● **INFORMATION SUPPLIED**
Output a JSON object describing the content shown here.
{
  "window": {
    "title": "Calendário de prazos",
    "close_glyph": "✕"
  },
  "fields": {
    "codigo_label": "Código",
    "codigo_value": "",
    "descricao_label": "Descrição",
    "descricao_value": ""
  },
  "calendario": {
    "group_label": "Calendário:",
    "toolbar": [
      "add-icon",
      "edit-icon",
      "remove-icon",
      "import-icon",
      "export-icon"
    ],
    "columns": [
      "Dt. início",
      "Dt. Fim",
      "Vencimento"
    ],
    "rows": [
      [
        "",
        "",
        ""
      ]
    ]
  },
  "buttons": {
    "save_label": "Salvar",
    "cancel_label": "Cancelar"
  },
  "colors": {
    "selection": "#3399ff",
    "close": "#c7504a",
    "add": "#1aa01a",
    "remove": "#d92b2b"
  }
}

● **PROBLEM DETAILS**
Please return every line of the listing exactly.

● **WRITTEN SOLUTION**
Output a JSON object describing the content shown here.
{
  "window": {
    "title": "Calendário de prazos",
    "close_glyph": "✕"
  },
  "fields": {
    "codigo_label": "Código",
    "codigo_value": "",
    "descricao_label": "Descrição",
    "descricao_value": ""
  },
  "calendario": {
    "group_label": "Calendário:",
    "toolbar": [
      "add-icon",
      "edit-icon",
      "remove-icon",
      "import-icon",
      "export-icon"
    ],
    "columns": [
      "Dt. início",
      "Dt. Fim",
      "Vencimento"
    ],
    "rows": [
      [
        "",
        "",
        ""
      ]
    ]
  },
  "buttons": {
    "save_label": "Salvar",
    "cancel_label": "Cancelar"
  },
  "colors": {
    "selection": "#3399ff",
    "close": "#c7504a",
    "add": "#1aa01a",
    "remove": "#d92b2b"
  }
}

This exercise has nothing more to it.